The Lifecycle of a Hard Hat
We are building a resilient safety culture at IP, adopting the latest in safe work technologies to ensure we get home to our families every day. With the launch of our new IP brand, that also means many of our sites around the world will be ordering a new set of hard hats in the near future. Many of our team members personalize their hard hats, using the surface of their protective head gear to reflect their individual personalities. Stickers on the hard hats highlight a commitment to safety, recognize achievements or reflect on a particular annual outage. What better way to celebrate their contribution to our culture of safety than showcasing these canvases that are so integral to our daily work?
You probably see a hard hat every day. Maybe your parents or grandparents wore one as part of their work uniform. Maybe you own one as well! Like steel-toed boots, safety glasses and gloves, the hard hat has saved countless lives since its development by the Bullard Company of San Francisco, in 1919. The Bullard Company manufactured mining equipment, and after its founder, Edward W. Bullard returned from World War One, he began to develop the original hard hat to protect mine workers, using the helmet he wore on the front line as a starting point for his design.

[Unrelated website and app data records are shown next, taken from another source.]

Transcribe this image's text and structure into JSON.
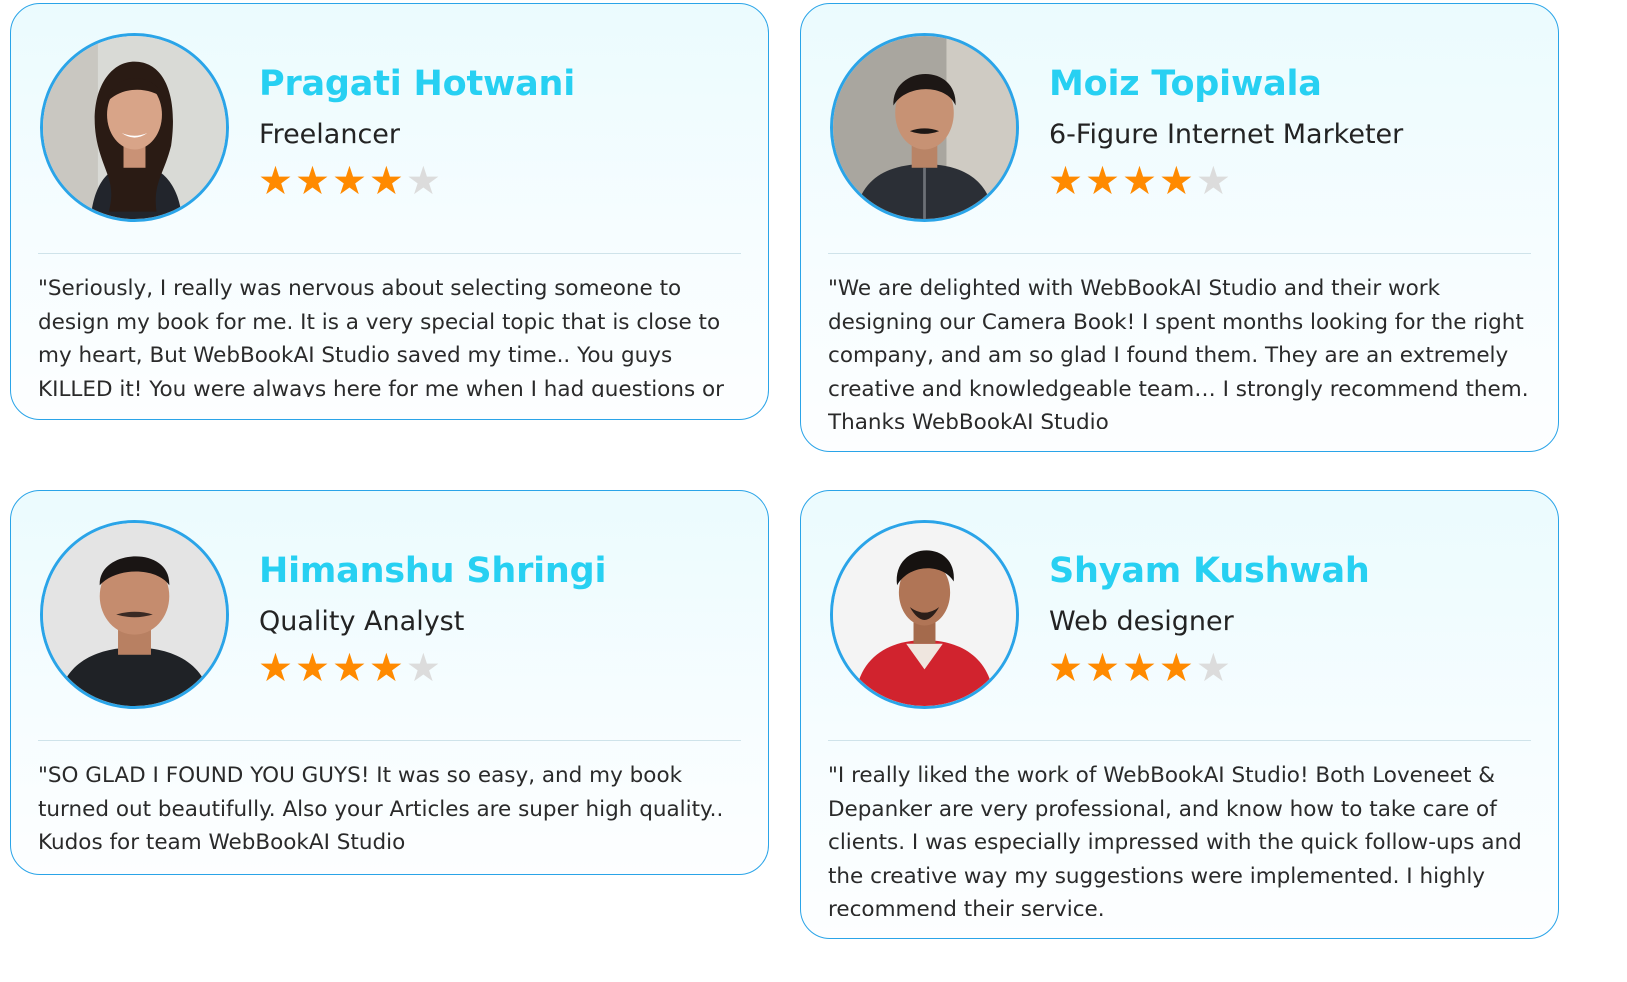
{
  "rating_max": 5,
  "testimonials": [
    {
      "name": "Pragati Hotwani",
      "role": "Freelancer",
      "rating": 4,
      "avatar": "person-portrait-woman",
      "quote": "\"Seriously, I really was nervous about selecting someone to design my book for me. It is a very special topic that is close to my heart, But WebBookAI Studio saved my time.. You guys KILLED it! You were always here for me when I had questions or"
    },
    {
      "name": "Moiz Topiwala",
      "role": "6-Figure Internet Marketer",
      "rating": 4,
      "avatar": "person-portrait-man",
      "quote": "\"We are delighted with WebBookAI Studio and their work designing our Camera Book! I spent months looking for the right company, and am so glad I found them. They are an extremely creative and knowledgeable team… I strongly recommend them. Thanks WebBookAI Studio"
    },
    {
      "name": "Himanshu Shringi",
      "role": "Quality Analyst",
      "rating": 4,
      "avatar": "person-portrait-man",
      "quote": "\"SO GLAD I FOUND YOU GUYS! It was so easy, and my book turned out beautifully. Also your Articles are super high quality.. Kudos for team WebBookAI Studio"
    },
    {
      "name": "Shyam Kushwah",
      "role": "Web designer",
      "rating": 4,
      "avatar": "person-portrait-man",
      "quote": "\"I really liked the work of WebBookAI Studio! Both Loveneet & Depanker are very professional, and know how to take care of clients. I was especially impressed with the quick follow-ups and the creative way my suggestions were implemented. I highly recommend their service."
    }
  ],
  "colors": {
    "accent_border": "#2aa4e8",
    "name_color": "#27d0f2",
    "star_filled": "#ff8a00",
    "star_empty": "#dcdcdc"
  }
}
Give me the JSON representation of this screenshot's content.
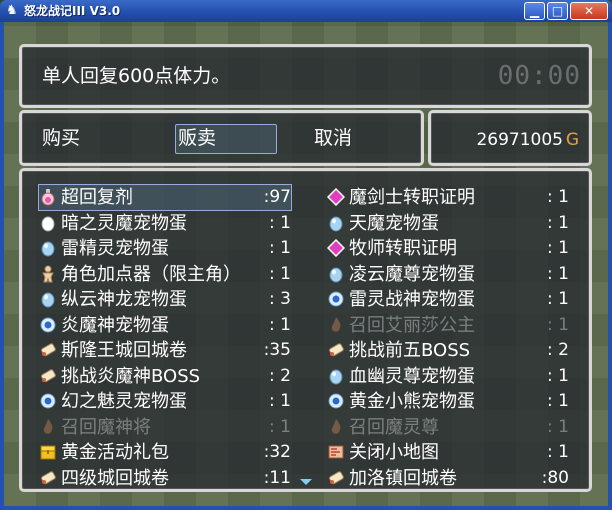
{
  "window": {
    "title": "怒龙战记III V3.0",
    "minimize": "▁",
    "maximize": "□",
    "close": "✕"
  },
  "help": {
    "text": "单人回复600点体力。",
    "clock": "00:00"
  },
  "commands": [
    "购买",
    "贩卖",
    "取消"
  ],
  "gold": {
    "amount": "26971005",
    "unit": "G"
  },
  "items": [
    {
      "name": "超回复剂",
      "count": ":97",
      "icon": "potion-icon",
      "selected": true
    },
    {
      "name": "魔剑士转职证明",
      "count": ":  1",
      "icon": "diamond-icon"
    },
    {
      "name": "暗之灵魔宠物蛋",
      "count": ":  1",
      "icon": "egg-white-icon"
    },
    {
      "name": "天魔宠物蛋",
      "count": ":  1",
      "icon": "egg-blue-icon"
    },
    {
      "name": "雷精灵宠物蛋",
      "count": ":  1",
      "icon": "egg-blue-icon"
    },
    {
      "name": "牧师转职证明",
      "count": ":  1",
      "icon": "diamond-icon"
    },
    {
      "name": "角色加点器（限主角）",
      "count": ":  1",
      "icon": "figure-icon"
    },
    {
      "name": "凌云魔尊宠物蛋",
      "count": ":  1",
      "icon": "egg-blue-icon"
    },
    {
      "name": "纵云神龙宠物蛋",
      "count": ":  3",
      "icon": "egg-blue-icon"
    },
    {
      "name": "雷灵战神宠物蛋",
      "count": ":  1",
      "icon": "orb-icon"
    },
    {
      "name": "炎魔神宠物蛋",
      "count": ":  1",
      "icon": "orb-icon"
    },
    {
      "name": "召回艾丽莎公主",
      "count": ":  1",
      "icon": "flame-icon",
      "disabled": true
    },
    {
      "name": "斯隆王城回城卷",
      "count": ":35",
      "icon": "scroll-icon"
    },
    {
      "name": "挑战前五BOSS",
      "count": ":  2",
      "icon": "scroll-icon"
    },
    {
      "name": "挑战炎魔神BOSS",
      "count": ":  2",
      "icon": "scroll-icon"
    },
    {
      "name": "血幽灵尊宠物蛋",
      "count": ":  1",
      "icon": "egg-blue-icon"
    },
    {
      "name": "幻之魅灵宠物蛋",
      "count": ":  1",
      "icon": "orb-icon"
    },
    {
      "name": "黄金小熊宠物蛋",
      "count": ":  1",
      "icon": "orb-icon"
    },
    {
      "name": "召回魔神将",
      "count": ":  1",
      "icon": "flame-icon",
      "disabled": true
    },
    {
      "name": "召回魔灵尊",
      "count": ":  1",
      "icon": "flame-icon",
      "disabled": true
    },
    {
      "name": "黄金活动礼包",
      "count": ":32",
      "icon": "chest-icon"
    },
    {
      "name": "关闭小地图",
      "count": ":  1",
      "icon": "map-icon"
    },
    {
      "name": "四级城回城卷",
      "count": ":11",
      "icon": "scroll-icon"
    },
    {
      "name": "加洛镇回城卷",
      "count": ":80",
      "icon": "scroll-icon"
    }
  ],
  "colors": {
    "window_border": "#d8d8d8",
    "gold_unit": "#e8a040",
    "cursor": "#99aadd"
  }
}
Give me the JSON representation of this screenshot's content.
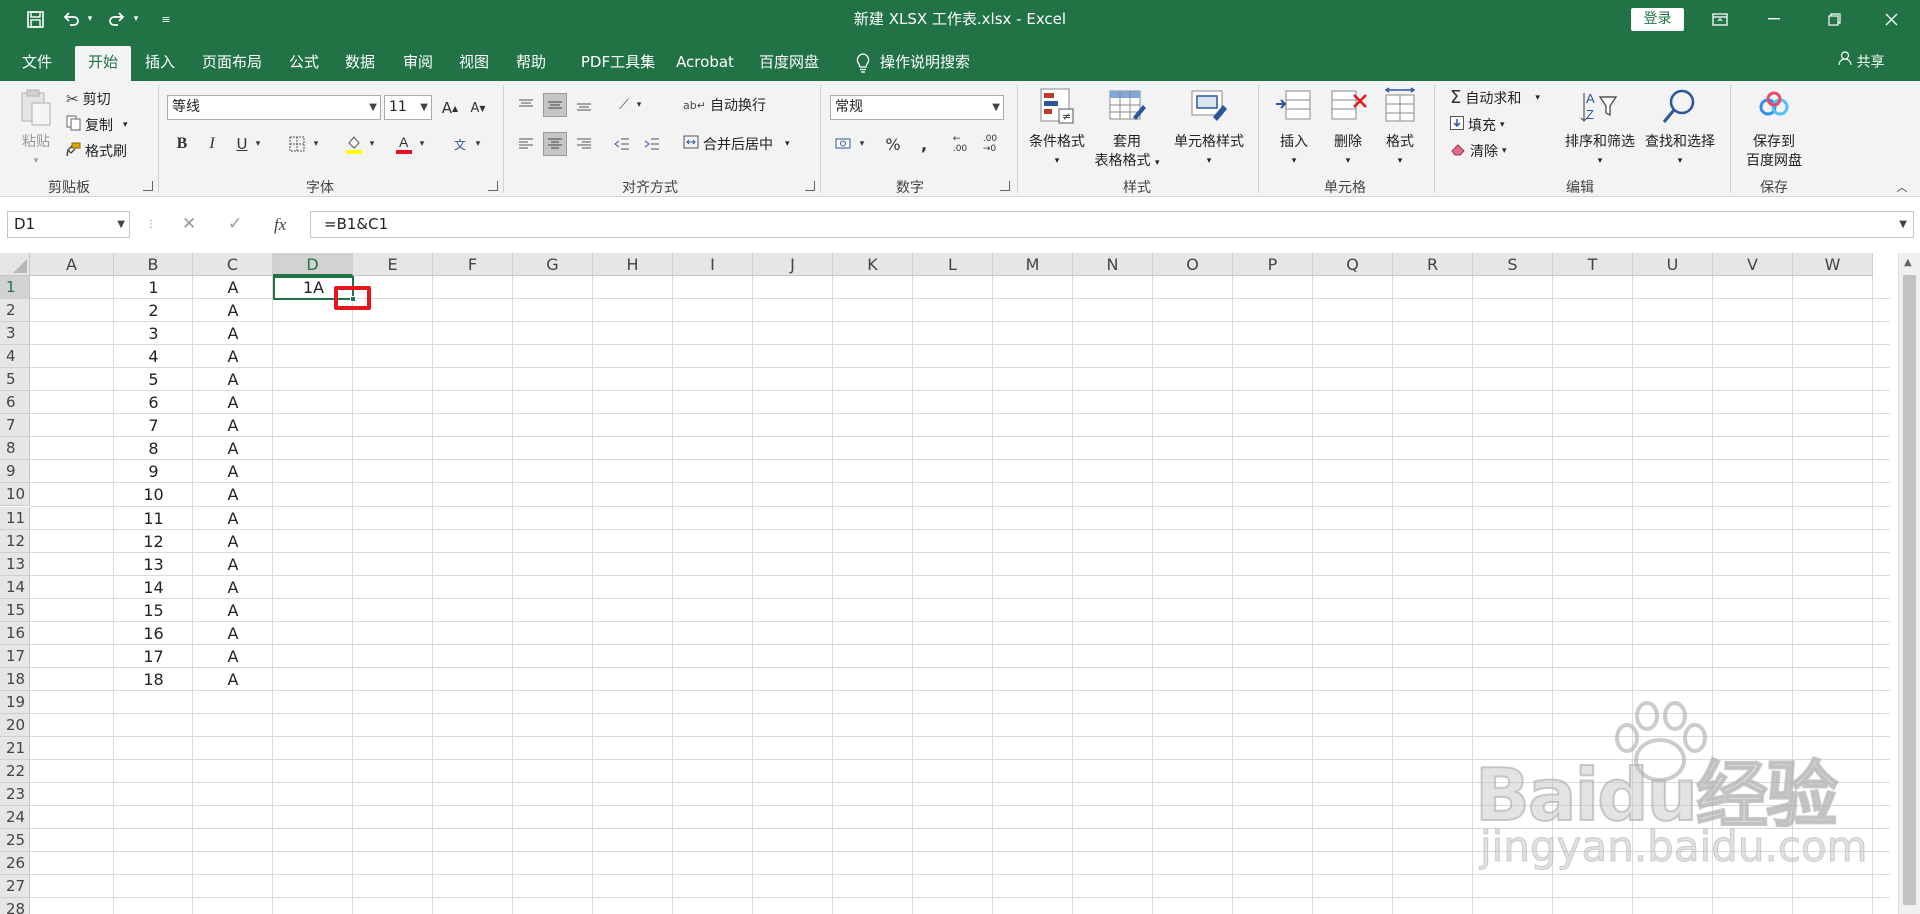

The “hard boiled hat,” as it was known back then, was made by boiling and shellacking leather—a cheaper and less bulky solution to the metal “doughboy” helmets worn by US soldiers. The construction of the Golden Gate Bridge in 1933 was the first project to mandate hard hat use for every on-site worker.
Using heat and pressure to form a solid, durable covering isn’t so different from how hard hats are made today, but innovations in material strength and structural design have made hard hats more comfortable to wear, and far more effective at protection. Today, high-density polyethylene is injected into a vacuum sealed molding press to create the shell of the hard hat. Plastic headbands are inserted to create a “suspension system” allowing the shell to float above your head.
Hard hats also come in classes with different levels of electrical protection: Class G is a “general” hard hat with electrical rating of 2,200 V, class E “electrical” hard hats have a rating of 20,000 V, and class C “conductive” hard hats with no electrical protection. The type and class of hard hat will vary from site to site and can even be role-based. For example, an electrician may be provided a Class E hard hat while a paper machine operator is given a Class G hard hat. Some IP facilities use bump caps instead of hard hats, which are designed to look like ordinary baseball caps, and are designed to less obtrusive while still providing cranial protection.